Acknowledging that risk exists is not the same as being able to prevent disruptions. Depending on the type of risk identified, the nonprofit, in collaboration with the funder, needs to determine whether a mitigation plan can be developed. Perhaps there’s additional training or resources that can be provided up front to reduce the probability of certain disruptive events from coming to pass or having a catastrophic effect if they do occur.
Yet most events that derail well-vetted projects are not foreseen. This is why contingency planning is such a crucial piece of the risk management process.
Creating effective contingency plans requires advance planning and decision-making both internally and between partners.
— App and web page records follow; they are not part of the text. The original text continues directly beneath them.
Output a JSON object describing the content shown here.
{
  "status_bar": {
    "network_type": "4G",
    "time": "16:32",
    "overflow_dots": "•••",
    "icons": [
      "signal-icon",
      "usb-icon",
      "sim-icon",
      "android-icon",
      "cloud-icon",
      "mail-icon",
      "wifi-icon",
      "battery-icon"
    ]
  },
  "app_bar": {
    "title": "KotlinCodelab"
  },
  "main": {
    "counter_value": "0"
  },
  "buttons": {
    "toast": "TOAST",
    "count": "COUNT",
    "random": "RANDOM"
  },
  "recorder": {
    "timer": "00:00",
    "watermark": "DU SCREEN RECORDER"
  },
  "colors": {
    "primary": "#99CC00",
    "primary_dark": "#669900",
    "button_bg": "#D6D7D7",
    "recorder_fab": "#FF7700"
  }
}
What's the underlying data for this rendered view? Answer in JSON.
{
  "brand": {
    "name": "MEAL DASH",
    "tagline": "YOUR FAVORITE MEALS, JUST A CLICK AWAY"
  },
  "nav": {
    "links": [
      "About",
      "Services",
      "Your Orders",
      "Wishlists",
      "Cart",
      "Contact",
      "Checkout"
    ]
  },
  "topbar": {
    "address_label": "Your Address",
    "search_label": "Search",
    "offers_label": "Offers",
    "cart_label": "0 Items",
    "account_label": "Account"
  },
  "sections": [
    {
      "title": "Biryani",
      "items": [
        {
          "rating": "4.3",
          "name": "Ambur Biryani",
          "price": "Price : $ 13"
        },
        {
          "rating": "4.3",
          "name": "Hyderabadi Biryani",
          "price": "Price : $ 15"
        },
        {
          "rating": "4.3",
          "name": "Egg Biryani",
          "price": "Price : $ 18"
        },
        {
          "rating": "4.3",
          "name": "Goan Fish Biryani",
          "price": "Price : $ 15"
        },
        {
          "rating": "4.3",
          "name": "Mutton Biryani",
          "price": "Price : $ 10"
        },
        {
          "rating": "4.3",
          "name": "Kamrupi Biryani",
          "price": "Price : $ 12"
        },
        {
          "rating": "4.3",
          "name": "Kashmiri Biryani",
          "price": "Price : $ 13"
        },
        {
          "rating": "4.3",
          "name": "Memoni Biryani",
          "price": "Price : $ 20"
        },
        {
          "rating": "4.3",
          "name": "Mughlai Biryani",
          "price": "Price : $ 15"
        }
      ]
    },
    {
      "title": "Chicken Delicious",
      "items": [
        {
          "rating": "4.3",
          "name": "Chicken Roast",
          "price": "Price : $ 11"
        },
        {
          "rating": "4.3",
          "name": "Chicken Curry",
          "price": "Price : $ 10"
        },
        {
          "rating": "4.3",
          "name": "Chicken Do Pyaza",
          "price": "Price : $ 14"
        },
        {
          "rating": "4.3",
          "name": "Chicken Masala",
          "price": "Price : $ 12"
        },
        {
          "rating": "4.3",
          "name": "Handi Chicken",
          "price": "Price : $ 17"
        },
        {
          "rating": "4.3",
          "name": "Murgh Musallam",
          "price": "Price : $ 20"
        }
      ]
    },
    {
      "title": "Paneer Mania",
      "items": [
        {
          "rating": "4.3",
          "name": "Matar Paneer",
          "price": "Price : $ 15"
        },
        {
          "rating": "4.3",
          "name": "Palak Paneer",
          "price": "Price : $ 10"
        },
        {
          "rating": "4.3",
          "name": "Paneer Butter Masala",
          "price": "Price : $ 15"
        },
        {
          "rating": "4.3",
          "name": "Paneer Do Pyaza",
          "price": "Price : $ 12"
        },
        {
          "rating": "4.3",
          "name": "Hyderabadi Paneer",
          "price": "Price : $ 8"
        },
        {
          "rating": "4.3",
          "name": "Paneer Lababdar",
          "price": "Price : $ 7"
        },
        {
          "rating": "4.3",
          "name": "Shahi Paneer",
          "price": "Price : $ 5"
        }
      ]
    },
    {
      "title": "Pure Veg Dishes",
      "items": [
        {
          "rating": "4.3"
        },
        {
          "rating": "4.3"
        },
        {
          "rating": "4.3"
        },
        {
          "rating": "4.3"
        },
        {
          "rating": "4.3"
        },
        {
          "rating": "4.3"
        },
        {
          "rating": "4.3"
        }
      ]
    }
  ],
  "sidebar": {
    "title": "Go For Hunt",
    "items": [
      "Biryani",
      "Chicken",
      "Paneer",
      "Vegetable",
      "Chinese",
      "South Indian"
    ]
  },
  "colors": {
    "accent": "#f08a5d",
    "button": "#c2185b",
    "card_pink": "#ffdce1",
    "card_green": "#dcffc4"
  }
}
Some contingency planning techniques to consider include:
- Funder sets aside a percentage of project budget for contingencies.
- Nonprofit factors in a percentage of its budget for contingencies in original project plan, justifying this amount within the larger budget narrative.
- Pre-identify areas of flexibility or vulnerability within timelines, project scope, or budget allocations.
- Pre-identify additional resources (financial, personnel, partners, training) that can be applied as needed.
- Pre-establish channels of communication and decision-making protocols in the event of contingency risks.
- Adjust expectations and be aware of preexisting risks.
Breaking these steps down makes risk more digestible for both donors and nonprofits, leading to more open and honest conversations between the two. Both funders and nonprofits want to see their projects and investments succeed. We are united by a common desire to create impact, solve problems, and leave this world a better place than we found it. But the altruism and generosity that motivates our work as philanthropists is not enough to effect change without planning for a harsher reality.
Laurie Michaels is the founder of Open Road Alliance, where she works with her team to make charitable and recoverable grants to nonprofits in need of contingency funds. Prior to founding Open Road Alliance in 2012, Dr. Michaels maintained a practice in clinical psychology.
Maya Winkelstein is executive director of Open Road Alliance, where she is responsible for the organization’s overall investment strategy, which includes finding new ways to deploy capital to achieve maximum social impact. For more updates from Maya and Open Road Alliance, follow Open Road on Twitter!
Terrific advice and much appreciated. But from a grantmakers perspective how do we avoid the trap of having our grantees recite a litany of risk factors and leave it at that? For example, and to borrow from the for profit world, if you pick up a prospectus for a public company there are pages and pages of “risk factors” which are generally standard disclaimers of everything from a nuclear attack to a key employee leaving the company
Thank you! While a business prospectus does list every possible risk, much as a medical consent form does, our focus is on the specific project to be funded rather than the organization as a whole. Project related risks will not necessarily cover all possible disruptions, for example earthquakes, but will guide an investor to focus on the most likely risks such as recent history in the area, other funding liabilities, or specific personnel issues. Non-profits are so unaccustomed (and scared) to speak about risk with funders that the chances of getting a long list are slim. 63% of non-profits surveyed think that the mere act of having the risk conversation with a funder would negatively affect future funding decisions. We suggest that the funder speak directly with the organization about the ‘real’ strengths, vulnerabilities, threats, and opportunities of that investment. Just like a sophisticated investor in the private sector would go beyond the prospectus, we feel a human to human conversation about risks will both open a new dialogue, and avoid a litany of “what ifs.”